  • Mild dermatitis
  • Blisters
  • Irritation
  • Itching
  • Painful red patches
  • Rash
  • Mild gastrointestinal irritation
  • Abdominal pain
  • Diarrhea
  • Vomiting


Dahlia (dahlia pinnata) is part of the Asteraceae family in the order of asterales and genus dahlia. There are more than 35 species of dahlia in every color imaginable and they come in all sizes and shapes. Some common names are:

  • Chiapas
  • Columbia
  • Distrito Federal
  • Durango
  • Guerrero
  • Hidalgo
  • Oaxaca

Causes of Dahlia Poisoning in Dogs

The toxic substance in the dahlia is unknown at this time, but the cause of dahlia poisoning is consumption of or exposure to the flower, roots, or leaves.
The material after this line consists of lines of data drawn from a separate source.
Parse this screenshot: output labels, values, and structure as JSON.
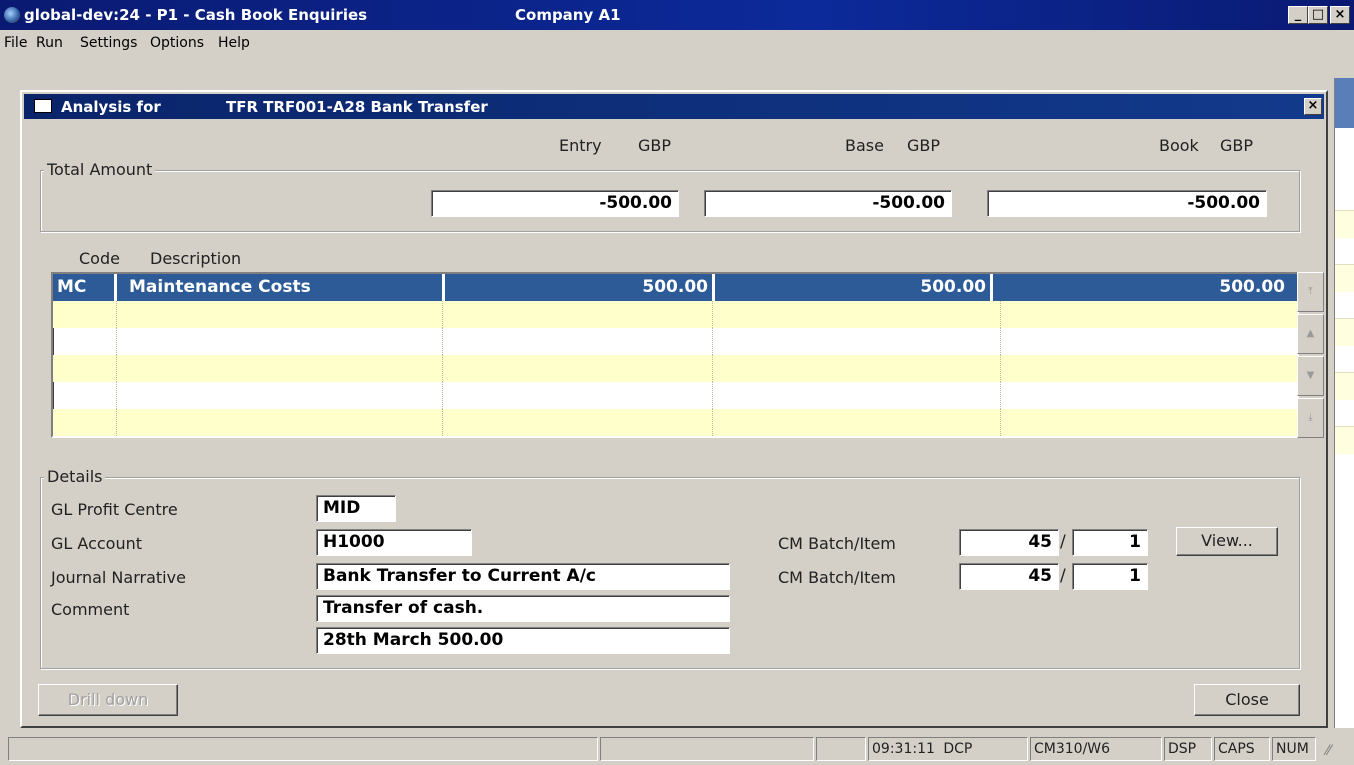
{
  "window": {
    "title": "global-dev:24 - P1 - Cash Book Enquiries",
    "company": "Company A1",
    "buttons": {
      "minimize": "_",
      "maximize": "□",
      "close": "×"
    }
  },
  "menu": [
    "File",
    "Run",
    "Settings",
    "Options",
    "Help"
  ],
  "dialog": {
    "label": "Analysis for",
    "reference": "TFR TRF001-A28 Bank Transfer",
    "close_glyph": "×"
  },
  "currencies": {
    "entry": "Entry",
    "entry_cur": "GBP",
    "base": "Base",
    "base_cur": "GBP",
    "book": "Book",
    "book_cur": "GBP"
  },
  "total_amount": {
    "title": "Total Amount",
    "entry": "-500.00",
    "base": "-500.00",
    "book": "-500.00"
  },
  "grid": {
    "headers": {
      "code": "Code",
      "description": "Description"
    },
    "rows": [
      {
        "code": "MC",
        "description": "Maintenance Costs",
        "entry": "500.00",
        "base": "500.00",
        "book": "500.00"
      }
    ],
    "scroll_icons": [
      "scroll-top-icon",
      "scroll-up-icon",
      "scroll-down-icon",
      "scroll-bottom-icon"
    ]
  },
  "details": {
    "title": "Details",
    "gl_profit_centre_label": "GL Profit Centre",
    "gl_profit_centre": "MID",
    "gl_account_label": "GL Account",
    "gl_account": "H1000",
    "journal_narrative_label": "Journal Narrative",
    "journal_narrative": "Bank Transfer to Current A/c",
    "comment_label": "Comment",
    "comment_1": "Transfer of cash.",
    "comment_2": "28th March 500.00",
    "cm_batch_label_1": "CM Batch/Item",
    "cm_batch_1": "45",
    "cm_item_1": "1",
    "cm_batch_label_2": "CM Batch/Item",
    "cm_batch_2": "45",
    "cm_item_2": "1",
    "separator": "/",
    "view_button": "View..."
  },
  "buttons": {
    "drill_down": "Drill down",
    "close": "Close"
  },
  "status": {
    "time": "09:31:11",
    "mode": "DCP",
    "program": "CM310/W6",
    "dsp": "DSP",
    "caps": "CAPS",
    "num": "NUM"
  }
}
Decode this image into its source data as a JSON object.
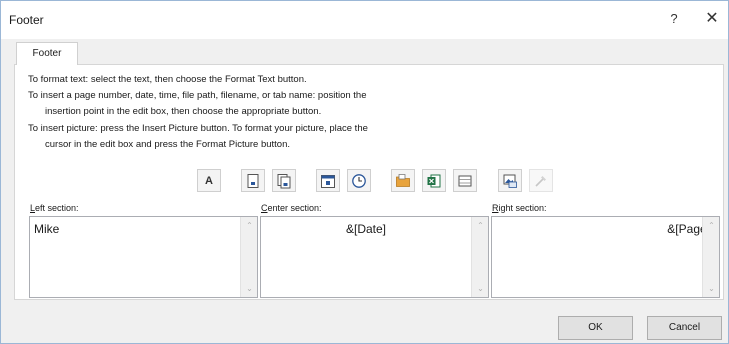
{
  "window": {
    "title": "Footer",
    "help_label": "?",
    "close_label": "✕"
  },
  "tabs": [
    {
      "label": "Footer"
    }
  ],
  "instructions": [
    "To format text:  select the text, then choose the Format Text button.",
    "To insert a page number, date, time, file path, filename, or tab name:  position the",
    "insertion point in the edit box, then choose the appropriate button.",
    "To insert picture: press the Insert Picture button.  To format your picture, place the",
    "cursor in the edit box and press the Format Picture button."
  ],
  "toolbar": {
    "format_text_label": "A",
    "icons": [
      "format-text-icon",
      "insert-page-number-icon",
      "insert-number-of-pages-icon",
      "insert-date-icon",
      "insert-time-icon",
      "insert-file-path-icon",
      "insert-file-name-icon",
      "insert-sheet-name-icon",
      "insert-picture-icon",
      "format-picture-icon"
    ],
    "accent_color": "#2b579a",
    "excel_green": "#217346",
    "folder_orange": "#e8a33c"
  },
  "sections": {
    "left": {
      "accel": "L",
      "label_rest": "eft section:",
      "value": "Mike"
    },
    "center": {
      "accel": "C",
      "label_rest": "enter section:",
      "value": "&[Date]"
    },
    "right": {
      "accel": "R",
      "label_rest": "ight section:",
      "value": "&[Page]"
    }
  },
  "buttons": {
    "ok": "OK",
    "cancel": "Cancel"
  }
}
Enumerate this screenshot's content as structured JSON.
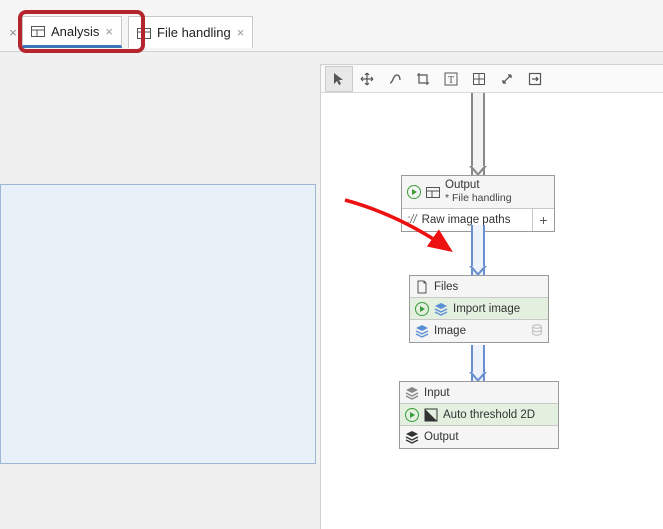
{
  "tabs": {
    "analysis": "Analysis",
    "file_handling": "File handling"
  },
  "node1": {
    "title": "Output",
    "subtitle": "* File handling",
    "slot_prefix": "://",
    "slot_label": "Raw image paths"
  },
  "node2": {
    "head": "Files",
    "action": "Import image",
    "foot": "Image"
  },
  "node3": {
    "head": "Input",
    "action": "Auto threshold 2D",
    "foot": "Output"
  }
}
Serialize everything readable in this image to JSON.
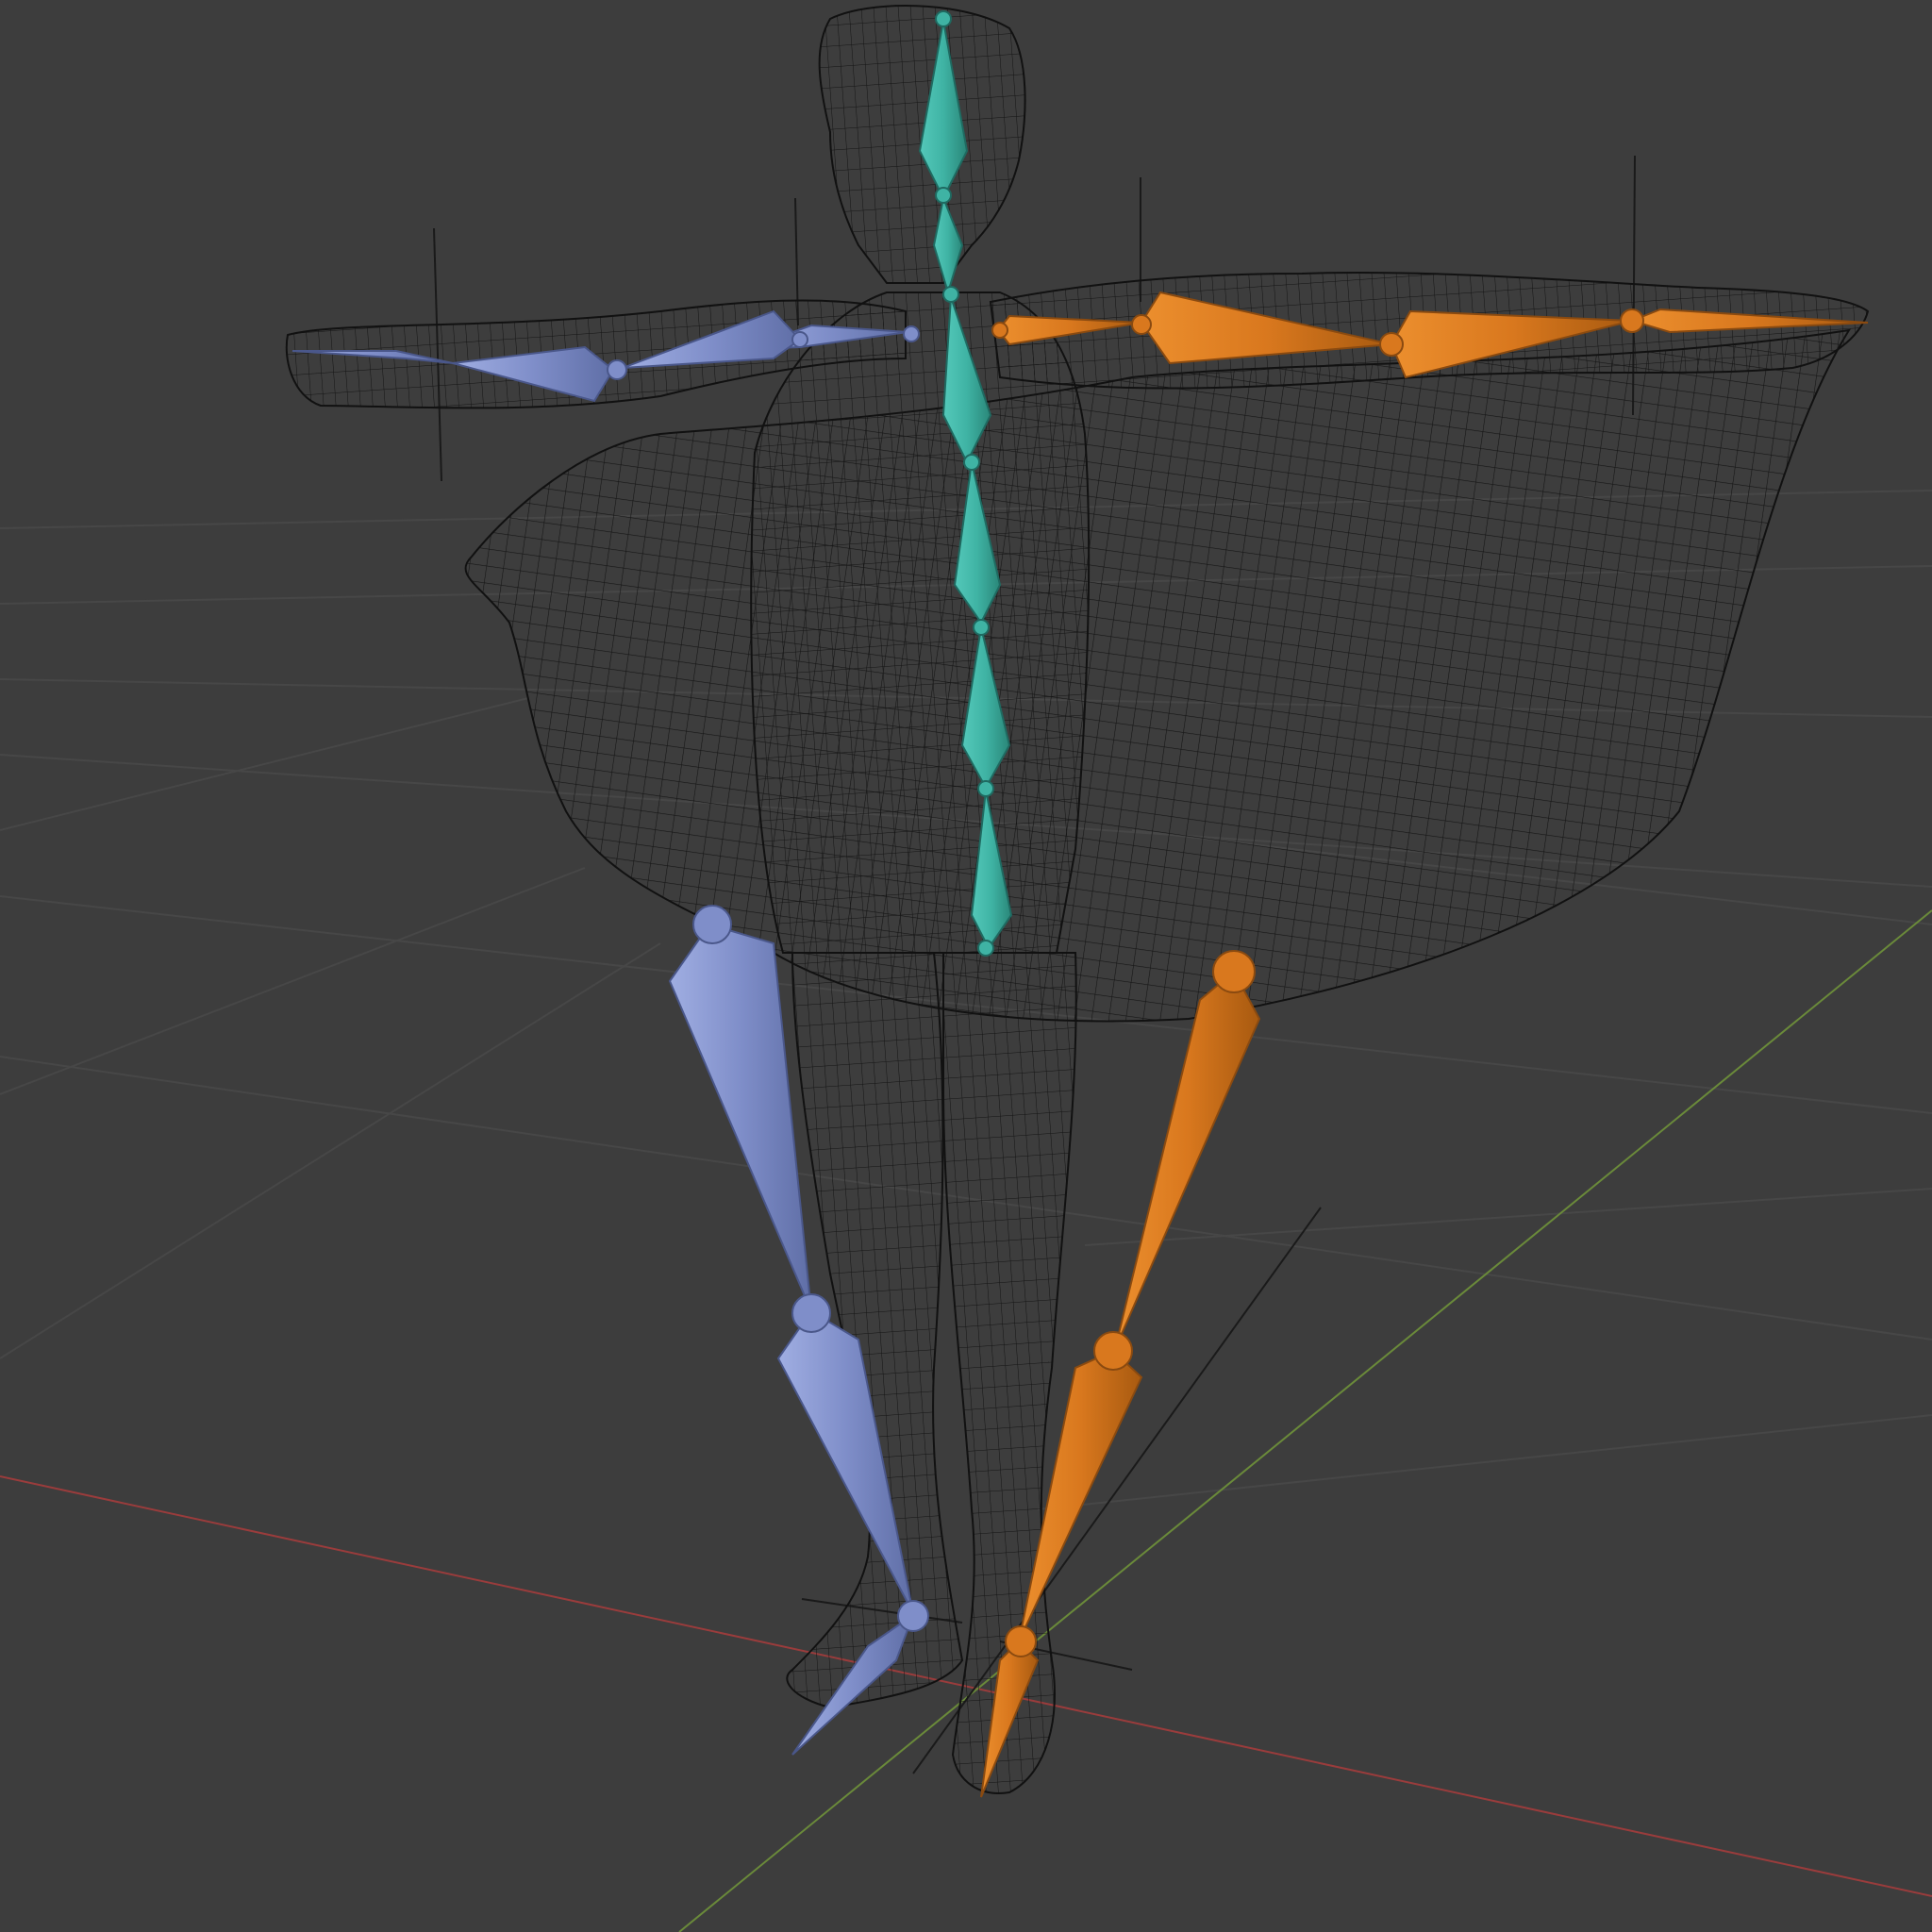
{
  "viewport": {
    "name": "3D Viewport",
    "mode": "wireframe",
    "background": "#3d3d3d"
  },
  "colors": {
    "grid_line": "#474747",
    "axis_x": "#9a3c3c",
    "axis_y": "#6a8a3a",
    "wire": "#111111",
    "bone_center": "#3fb3a4",
    "bone_left": "#7f8ec9",
    "bone_right": "#d9781e",
    "empty_marker": "#1a1a1a"
  },
  "objects": {
    "mesh": "character-mesh",
    "armature": "armature",
    "bone_groups": [
      "center",
      "left",
      "right"
    ]
  }
}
Gastrointestinal irritation (most often of a mild form), and epidermis irritation are caused by exposure to the plant.

Diagnosis of Dahlia Poisoning in Dogs

When you arrive at the veterinarian clinic, provide the veterinary team with as much information as possible about the exposure to the dahlia, such as how much was consumed and how long ago the incident took place. The team will assist the veterinarian as a physical examination is done. Your pet’s heart rate, pulse, and reflexes will be checked. If he is vomiting, the vomitus may be examined for particles of the plant.

Standard testing in any medical situation often includes complete blood count, serum chemistry, urinalysis, and fecal sample. These tests are used to evaluate the condition of your dog, and to rule out if there are any underlying illnesses that could complicate the toxicity, no matter how mild. The team will take a close look at your dog’s fur and skin to see if the dermal exposure has left any effects that will need to be addressed.

Treatment of Dahlia Poisoning in Dogs

Your dog’s treatment plan will depend on how much was consumed and what the test results show. Most often, triggering emesis (vomiting) with a hydrogen peroxide solution is done to get rid of as much of the plant as possible. Activated charcoal will be given to soak up the toxins, and a gastric lavage will rid the body of whatever remains. Intravenous fluids will be given to flush the kidneys and prevent dehydration caused by vomiting and diarrhea. If your dog has any skin irritation, the veterinarian will prescribe a topical ointment to relieve the inflammation, pain, and itching.

Recovery of Dahlia Poisoning in Dogs

As long as you got professional help for your dog, dahlia poisoning is usually cleared up without complications within 24 hours. The skin irritation may continue for several weeks, but the medication should help and you should call your veterinarian if you have any concerns or questions. Depending on the amount of dahlias your dog consumed, the chance of recovery is good as long as there are no underlying complications or infection. To prevent this from happening again, remove the dahlia plants and any other toxic plants from the areas that your dog is able to reach. Return for a follow up appointment as needed and call if there are any questions as your dog recovers.